Sunday morning, the long ride. I was still feeling icky from how I’d handled the decision-making the day before, and raw in the way this event always makes me feel. It’s a lot to hold, our commitment to these kids, the need to make and be part of community. I rode most of the first 28 km leg by myself, finding some grounding in the best part of the long ride, the trees and country roads and lake and Sunday morning calm. Ontario is very green this summer.
I volunteered to sweep the second leg, and Joh offered to sweep with me. It’s the hilliest leg, and people struggle. It was sunny but windy. Very quickly, I realized that the young woman who’d made the comment at the campfire the night before about having a hard story was fighting her way through this ride.
Joh was wind-breaking for another young woman, and I found myself riding alone with this woman I’ll call Elle. We started talking and I asked her about her story. She said she was happy to share, and told me about losing both her parents and her best friend before the age of 25. Her parents were immigrants and she has no other family here. She laughed a bit and said “I’ve really only just started to deal with my grief, so I cry all the time.”
She was riding a hybrid and wearing running shoes. It was a hard road, and she was fierce. I kept promising her she’d get through and she climbed every hill, incredulous and protesting. “YOU PROMISED THERE WERE NO MORE HILLS!” She’d never ridden more than 60 km before. We made it to lunch and I hugged her.
Someone else swept the third leg, and Elle was last. She came in in tears. We made it clear that it was okay for her and two other people who were finding it hard to stop. No one wanted to stop.
Joh and I set out for the last leg and Elle was right behind us. “You guys can go ahead,” she said. I knew the city leg could do your head in, and Joh and I, without conferring, both said “no, we’re with you.” If you can trudge on a bike, Elle was trudging. We encouraged and just rode, not too slowly, but always making sure she was with us.
After a while, Joh suddenly said “100km!” I said “Elle, do you realize you’ve just ridden 100km?”
She laughed out loud. “No fucking way! I have never done that.” If determination was a colour, it was bright purple, and it surrounded her. She sped up. “I can’t believe I’m keeping up with you!”
“Look ahead,” I said — “we’re catching up to people. Want to pass them?”

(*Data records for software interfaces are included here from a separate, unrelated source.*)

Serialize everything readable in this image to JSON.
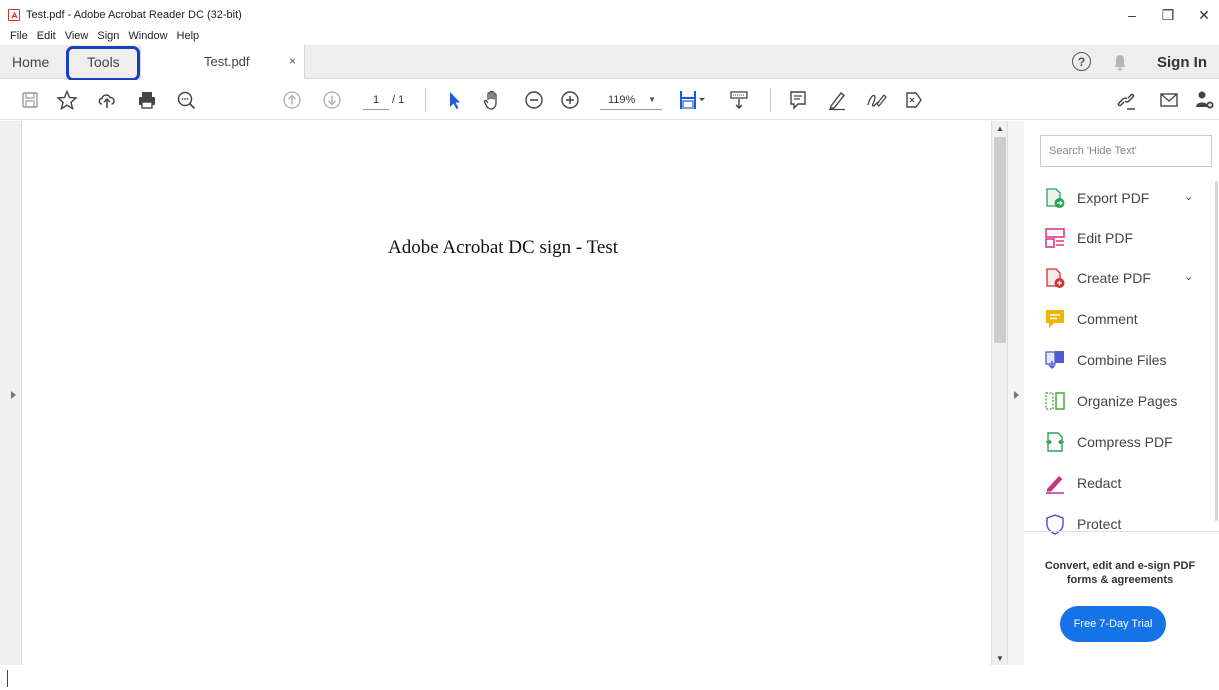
{
  "window": {
    "title": "Test.pdf - Adobe Acrobat Reader DC (32-bit)",
    "min_glyph": "–",
    "max_glyph": "❐",
    "close_glyph": "✕"
  },
  "menu": [
    "File",
    "Edit",
    "View",
    "Sign",
    "Window",
    "Help"
  ],
  "tabs": {
    "home": "Home",
    "tools": "Tools",
    "document": "Test.pdf",
    "close_glyph": "×"
  },
  "header_right": {
    "help_glyph": "?",
    "signin": "Sign In"
  },
  "toolbar": {
    "page_current": "1",
    "page_total": "/ 1",
    "zoom": "119%",
    "zoom_caret": "▼"
  },
  "document": {
    "text": "Adobe Acrobat DC sign - Test"
  },
  "scroll": {
    "up_glyph": "▲",
    "down_glyph": "▼"
  },
  "rightpane": {
    "search_placeholder": "Search 'Hide Text'",
    "tools": [
      {
        "label": "Export PDF",
        "icon": "export-pdf-icon",
        "has_chevron": true
      },
      {
        "label": "Edit PDF",
        "icon": "edit-pdf-icon",
        "has_chevron": false
      },
      {
        "label": "Create PDF",
        "icon": "create-pdf-icon",
        "has_chevron": true
      },
      {
        "label": "Comment",
        "icon": "comment-icon",
        "has_chevron": false
      },
      {
        "label": "Combine Files",
        "icon": "combine-files-icon",
        "has_chevron": false
      },
      {
        "label": "Organize Pages",
        "icon": "organize-pages-icon",
        "has_chevron": false
      },
      {
        "label": "Compress PDF",
        "icon": "compress-pdf-icon",
        "has_chevron": false
      },
      {
        "label": "Redact",
        "icon": "redact-icon",
        "has_chevron": false
      },
      {
        "label": "Protect",
        "icon": "protect-icon",
        "has_chevron": false
      }
    ],
    "chevron_glyph": "⌄",
    "promo_text": "Convert, edit and e-sign PDF forms & agreements",
    "trial_button": "Free 7-Day Trial"
  },
  "colors": {
    "accent_blue": "#1473e6",
    "highlight_box": "#1a3fbf",
    "acrobat_red": "#d0302f"
  }
}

“I can’t,” she said. Five minutes later, we were right behind them. “Want to pass them?” I said again. “YES!” she yelled. She stood up on her pedals. “If I can do this I can do anything.”

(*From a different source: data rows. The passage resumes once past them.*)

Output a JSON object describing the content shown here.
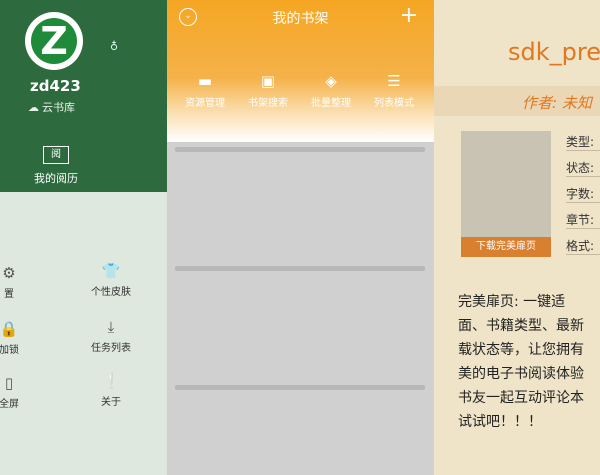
{
  "left": {
    "username": "zd423",
    "cloud_label": "云书库",
    "history_icon_char": "阅",
    "history_label": "我的阅历",
    "menu": [
      {
        "label": "置",
        "icon": "gear-icon"
      },
      {
        "label": "个性皮肤",
        "icon": "shirt-icon"
      },
      {
        "label": "加锁",
        "icon": "lock-icon"
      },
      {
        "label": "任务列表",
        "icon": "download-icon"
      },
      {
        "label": "全屏",
        "icon": "fullscreen-icon"
      },
      {
        "label": "关于",
        "icon": "info-icon"
      }
    ]
  },
  "middle": {
    "title": "我的书架",
    "tools": [
      {
        "label": "资源管理",
        "icon": "folder-icon"
      },
      {
        "label": "书架搜索",
        "icon": "book-search-icon"
      },
      {
        "label": "批量整理",
        "icon": "layers-icon"
      },
      {
        "label": "列表模式",
        "icon": "list-icon"
      }
    ]
  },
  "right": {
    "title": "sdk_pre",
    "author_label": "作者: 未知",
    "cover_button": "下载完美扉页",
    "meta": [
      "类型:",
      "状态:",
      "字数:",
      "章节:",
      "格式:"
    ],
    "body_lines": [
      "完美扉页: 一键适",
      "面、书籍类型、最新",
      "载状态等，让您拥有",
      "美的电子书阅读体验",
      "书友一起互动评论本",
      "试试吧！！！"
    ]
  },
  "colors": {
    "green_header": "#2d6b3f",
    "orange_header": "#f5a623",
    "accent_orange": "#e07820"
  }
}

We passed three of our riders, and laughing and protesting, made it to our marshalling point at the Dairy Queen. With my mouth full of chocolate dip, I asked David to lead the group to the finish line, and asked Elle to be right behind him.
We only had 18 athletes this year, and we raised just over $140,000 of our $145,000 budget. That’s magic. And what happened to Elle as she rode that course was the same kind of magic. This event, this project, can’t be explained with logic — its truth is in the determination to do something that surpasses what you already know to be true, with what happens when you connect with elemental humanity, when you push yourself from the inside.
Fieldpoppy is Cate Creede, who lives, works and rides in Toronto. Nikibasika is still short of its goal for this year, so if you can possibly make a tax-deductible-in-Canada donation, it will go to a fantastic cause. Everyone in Canada is a volunteer and all the money goes straight to the project. Click here: https://www.canadahelps.org/en/pages/nikibasika-and-triadventure-2017/